In another blow to the controversial proposed financial transaction tax (FTT), finance ministers representing the 11 participating Member States failed to reach agreement on the proposal in advance of the December 2014 deadline, which they had committed to in May of this year.
The proposed FTT is intended to be implemented progressively with the taxation of transactions in shares and some derivatives to be implemented during the first phase with further steps to be taken when economic impact is duly considered.
On 4 December 2014, the EU Council’s Italian Presidency issued a progress report highlighting the key issues which still remain unresolved. These are set out below.
Scope of the FTT for derivatives
Further work is required in relation to the scope of financial derivatives transactions, particularly in relation to identifying the categories of derivatives to be subject to the FTT in the first phase.
A previous report issued by the EU Presidency on 31 October 2014 outlined that most participating Member States are in favour of taxing equity derivatives (where the underlying equity is within the scope of the FTT) in the first phase of the FTT.
Some Member States wish to include interest rate derivatives in the first phase of the FTT, while other Member States have expressed concerns about this.
A small percentage of Member States expressed a preference to tax certain types of credit derivatives in the first phase of the FTT.
Taxation principles for shares and derivatives
The matter of taxation principles has also yet to be finalised. There is still no agreement on whether to apply the issuance principle (FTT to be levied in relation to the place of establishment of the issuer) or the residence principle (FTT to be levied on the basis of the actual or deemed place of establishment of the parties to the taxable transaction).
In the October report, the possibility of combining the two principles to ensure a fair distribution of FTT revenues amongst Member States was proposed (i.e. applying the issuance principle to determine what FTT arises, and then allocating FTT revenues between Member States on the basis of a residency based allocation). This is yet to be agreed.
The mechanism for collecting the proposed FTT remains a contentious issue.
The UK Government challenged the proposed FTT in the Court of Justice of the EU (CJEU) in 2013. One of the arguments put forward by the UK was that non-participating Member States would be responsible for collecting and enforcing the tax which is contrary to EU law.
Although the UK’s challenge was rejected by the CJEU in April 2014 on the grounds that it was premature, this issue could still be raised again if and when the FTT Directive becomes a reality.
Latvia, which assumed the Presidency of the Council of the EU on 1 January 2015, will be charged with moving the FTT initiative forward.

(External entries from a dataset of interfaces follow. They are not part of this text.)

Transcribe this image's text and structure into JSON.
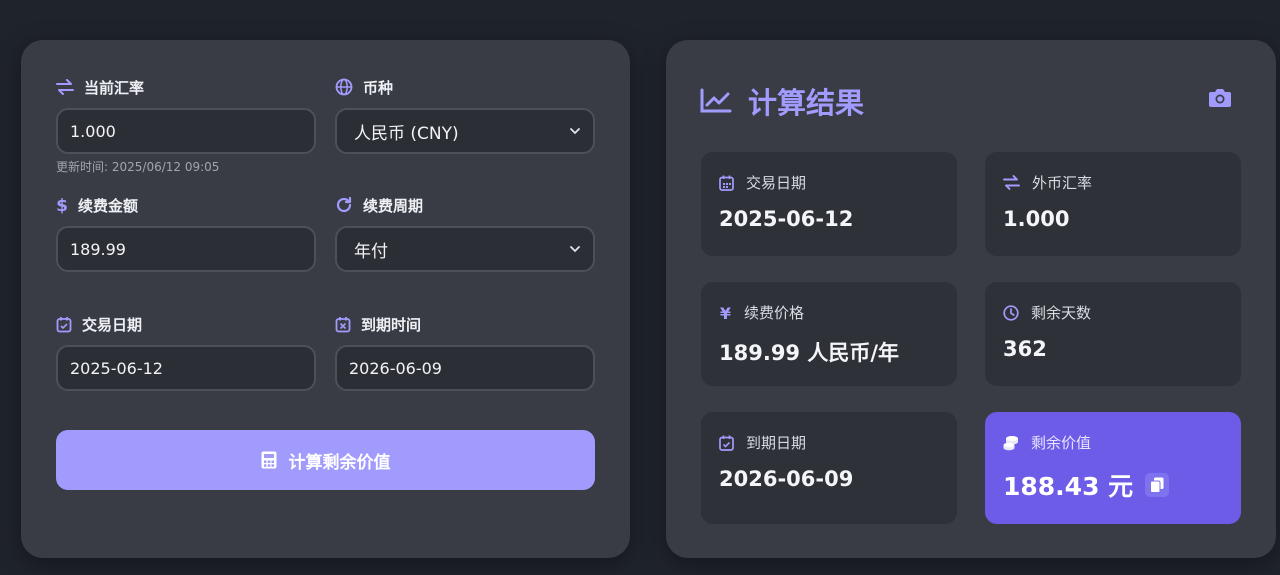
{
  "form": {
    "rate": {
      "label": "当前汇率",
      "value": "1.000",
      "note": "更新时间: 2025/06/12 09:05"
    },
    "currency": {
      "label": "币种",
      "value": "人民币 (CNY)"
    },
    "amount": {
      "label": "续费金额",
      "value": "189.99"
    },
    "period": {
      "label": "续费周期",
      "value": "年付"
    },
    "trade_date": {
      "label": "交易日期",
      "value": "2025-06-12"
    },
    "expiry_date": {
      "label": "到期时间",
      "value": "2026-06-09"
    },
    "calc_button": "计算剩余价值"
  },
  "results": {
    "title": "计算结果",
    "cards": [
      {
        "label": "交易日期",
        "value": "2025-06-12",
        "icon": "calendar-icon"
      },
      {
        "label": "外币汇率",
        "value": "1.000",
        "icon": "exchange-icon"
      },
      {
        "label": "续费价格",
        "value": "189.99 人民币/年",
        "icon": "yen-icon"
      },
      {
        "label": "剩余天数",
        "value": "362",
        "icon": "clock-icon"
      },
      {
        "label": "到期日期",
        "value": "2026-06-09",
        "icon": "calendar-check-icon"
      },
      {
        "label": "剩余价值",
        "value": "188.43 元",
        "icon": "coins-icon"
      }
    ]
  },
  "colors": {
    "accent": "#a29bfe",
    "accent_strong": "#6c5ce7",
    "panel": "#393c44",
    "background": "#1f232b"
  }
}
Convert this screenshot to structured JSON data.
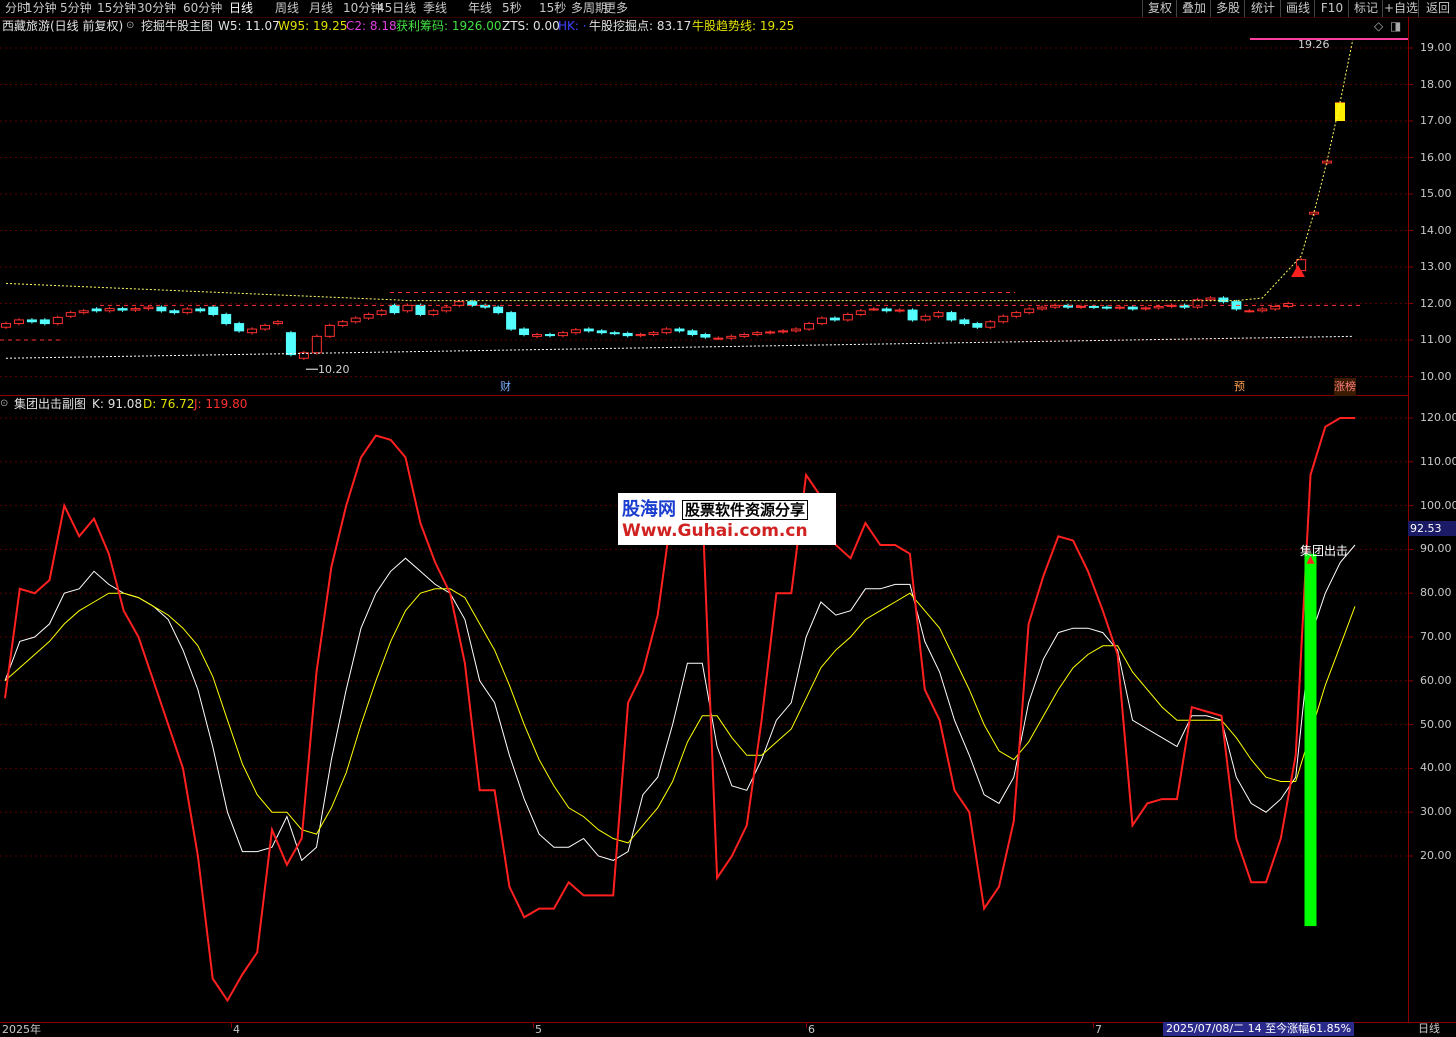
{
  "toolbar": {
    "periods": [
      "分时",
      "1分钟",
      "5分钟",
      "15分钟",
      "30分钟",
      "60分钟",
      "日线",
      "周线",
      "月线",
      "10分钟",
      "45日线",
      "季线",
      "年线",
      "5秒",
      "15秒",
      "多周期",
      "更多"
    ],
    "active_period": "日线",
    "right_buttons": [
      "复权",
      "叠加",
      "多股",
      "统计",
      "画线",
      "F10",
      "标记",
      "+自选",
      "返回"
    ]
  },
  "main_legend": {
    "stock": "西藏旅游(日线 前复权)",
    "indicator": "挖掘牛股主图",
    "items": [
      {
        "label": "W5: 11.07",
        "color": "#e0e0e0"
      },
      {
        "label": "W95: 19.25",
        "color": "#e0e000"
      },
      {
        "label": "C2: 8.18",
        "color": "#e040e0"
      },
      {
        "label": "获利筹码: 1926.00",
        "color": "#40e040"
      },
      {
        "label": "ZTS: 0.00",
        "color": "#e0e0e0"
      },
      {
        "label": "HK: ·",
        "color": "#4040ff"
      },
      {
        "label": "牛股挖掘点: 83.17",
        "color": "#e0e0e0"
      },
      {
        "label": "牛股趋势线: 19.25",
        "color": "#e0e000"
      }
    ]
  },
  "sub_legend": {
    "indicator": "集团出击副图",
    "k": "K: 91.08",
    "d": "D: 76.72",
    "j": "J: 119.80"
  },
  "price_axis": [
    "19.00",
    "18.00",
    "17.00",
    "16.00",
    "15.00",
    "14.00",
    "13.00",
    "12.00",
    "11.00",
    "10.00"
  ],
  "sub_axis": [
    "120.00",
    "110.00",
    "100.00",
    "90.00",
    "80.00",
    "70.00",
    "60.00",
    "50.00",
    "40.00",
    "30.00",
    "20.00"
  ],
  "current_value": "92.53",
  "annotations": {
    "high_label": "19.26",
    "low_label": "10.20",
    "marker_cai": "财",
    "marker_yu": "预",
    "marker_zhangting": "涨榜",
    "signal": "集团出击"
  },
  "watermark": {
    "line1": "股海网",
    "line1_sub": "股票软件资源分享",
    "line2": "Www.Guhai.com.cn"
  },
  "date_axis": [
    "2025年",
    "4",
    "5",
    "6",
    "7"
  ],
  "status": "2025/07/08/二 14 至今涨幅61.85%",
  "view_label": "日线",
  "colors": {
    "up": "#ff3030",
    "down": "#54ffff",
    "k_line": "#ffffff",
    "d_line": "#ffff00",
    "j_line": "#ff2020",
    "signal_bar": "#00ff00"
  },
  "chart_data": [
    {
      "type": "candlestick",
      "ylim": [
        9.7,
        19.5
      ],
      "close": [
        11.45,
        11.55,
        11.5,
        11.45,
        11.62,
        11.75,
        11.8,
        11.8,
        11.86,
        11.82,
        11.86,
        11.9,
        11.8,
        11.75,
        11.85,
        11.8,
        11.7,
        11.45,
        11.25,
        11.3,
        11.4,
        11.5,
        10.6,
        10.65,
        11.1,
        11.4,
        11.5,
        11.6,
        11.7,
        11.8,
        11.75,
        11.95,
        11.7,
        11.8,
        11.9,
        12.05,
        11.95,
        11.9,
        11.75,
        11.3,
        11.15,
        11.15,
        11.12,
        11.2,
        11.28,
        11.25,
        11.2,
        11.18,
        11.12,
        11.15,
        11.2,
        11.3,
        11.25,
        11.15,
        11.08,
        11.05,
        11.1,
        11.15,
        11.2,
        11.22,
        11.25,
        11.3,
        11.45,
        11.6,
        11.55,
        11.7,
        11.8,
        11.85,
        11.8,
        11.82,
        11.55,
        11.65,
        11.75,
        11.55,
        11.45,
        11.35,
        11.5,
        11.65,
        11.75,
        11.85,
        11.9,
        11.95,
        11.9,
        11.92,
        11.9,
        11.88,
        11.9,
        11.85,
        11.88,
        11.92,
        11.95,
        11.9,
        12.1,
        12.15,
        12.05,
        11.85,
        11.8,
        11.85,
        11.92,
        12.0,
        13.2,
        14.5,
        15.9,
        17.5
      ],
      "open": [
        11.35,
        11.45,
        11.55,
        11.55,
        11.45,
        11.65,
        11.75,
        11.85,
        11.8,
        11.86,
        11.82,
        11.86,
        11.9,
        11.8,
        11.75,
        11.85,
        11.9,
        11.7,
        11.45,
        11.2,
        11.3,
        11.45,
        11.2,
        10.5,
        10.65,
        11.1,
        11.4,
        11.5,
        11.6,
        11.7,
        11.95,
        11.8,
        11.95,
        11.7,
        11.8,
        11.95,
        12.05,
        11.95,
        11.9,
        11.75,
        11.3,
        11.1,
        11.15,
        11.12,
        11.2,
        11.3,
        11.25,
        11.2,
        11.18,
        11.12,
        11.15,
        11.2,
        11.3,
        11.25,
        11.15,
        11.05,
        11.05,
        11.1,
        11.15,
        11.2,
        11.22,
        11.25,
        11.3,
        11.45,
        11.6,
        11.55,
        11.7,
        11.85,
        11.85,
        11.8,
        11.82,
        11.55,
        11.65,
        11.75,
        11.55,
        11.45,
        11.35,
        11.5,
        11.65,
        11.75,
        11.85,
        11.9,
        11.95,
        11.9,
        11.92,
        11.9,
        11.88,
        11.9,
        11.85,
        11.88,
        11.92,
        11.95,
        11.9,
        12.1,
        12.15,
        12.05,
        11.8,
        11.8,
        11.85,
        11.92,
        12.9,
        14.45,
        15.85,
        17.2
      ],
      "dates_shown": [
        "2025年",
        "4",
        "5",
        "6",
        "7"
      ]
    },
    {
      "type": "line",
      "ylim": [
        0,
        125
      ],
      "series": [
        {
          "name": "K",
          "values": [
            60,
            69,
            70,
            73,
            80,
            81,
            85,
            82,
            80,
            79,
            77,
            74,
            67,
            58,
            45,
            30,
            21,
            21,
            22,
            29,
            19,
            22,
            42,
            58,
            72,
            80,
            85,
            88,
            85,
            82,
            80,
            74,
            60,
            55,
            43,
            33,
            25,
            22,
            22,
            24,
            20,
            19,
            21,
            34,
            38,
            50,
            64,
            64,
            45,
            36,
            35,
            42,
            51,
            55,
            70,
            78,
            75,
            76,
            81,
            81,
            82,
            82,
            69,
            62,
            51,
            43,
            34,
            32,
            38,
            55,
            65,
            71,
            72,
            72,
            71,
            67,
            51,
            49,
            47,
            45,
            52,
            52,
            51,
            38,
            32,
            30,
            33,
            38,
            70,
            80,
            87,
            91
          ]
        },
        {
          "name": "D",
          "values": [
            60,
            63,
            66,
            69,
            73,
            76,
            78,
            80,
            80,
            79,
            77,
            75,
            72,
            68,
            61,
            51,
            41,
            34,
            30,
            30,
            26,
            25,
            31,
            39,
            50,
            60,
            69,
            76,
            80,
            81,
            81,
            79,
            73,
            67,
            59,
            50,
            42,
            36,
            31,
            29,
            26,
            24,
            23,
            27,
            31,
            37,
            46,
            52,
            52,
            47,
            43,
            43,
            46,
            49,
            56,
            63,
            67,
            70,
            74,
            76,
            78,
            80,
            76,
            72,
            65,
            58,
            50,
            44,
            42,
            46,
            52,
            58,
            63,
            66,
            68,
            68,
            62,
            58,
            54,
            51,
            51,
            51,
            51,
            47,
            42,
            38,
            37,
            37,
            48,
            59,
            68,
            77
          ]
        },
        {
          "name": "J",
          "values": [
            56,
            81,
            80,
            83,
            100,
            93,
            97,
            89,
            76,
            70,
            60,
            50,
            40,
            20,
            -8,
            -13,
            -7,
            -2,
            26,
            18,
            24,
            62,
            86,
            100,
            111,
            116,
            115,
            111,
            96,
            87,
            80,
            64,
            35,
            35,
            13,
            6,
            8,
            8,
            14,
            11,
            11,
            11,
            55,
            62,
            75,
            100,
            100,
            100,
            15,
            20,
            27,
            51,
            80,
            80,
            107,
            102,
            91,
            88,
            96,
            91,
            91,
            89,
            58,
            51,
            35,
            30,
            8,
            13,
            28,
            73,
            84,
            93,
            92,
            85,
            76,
            66,
            27,
            32,
            33,
            33,
            54,
            53,
            52,
            24,
            14,
            14,
            24,
            43,
            107,
            118,
            120,
            120
          ]
        }
      ],
      "signal_bar": {
        "x_index": 88,
        "from": 4,
        "to": 89
      }
    }
  ]
}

As a non-participating Member State, it is unlikely that the FTT Directive will be a priority for its term of office but whether or not any progress on this initiative will be made may depend on the participating Member States deciding whether any real financial or political gain to be made from an EU FTT will be worth pushing ahead.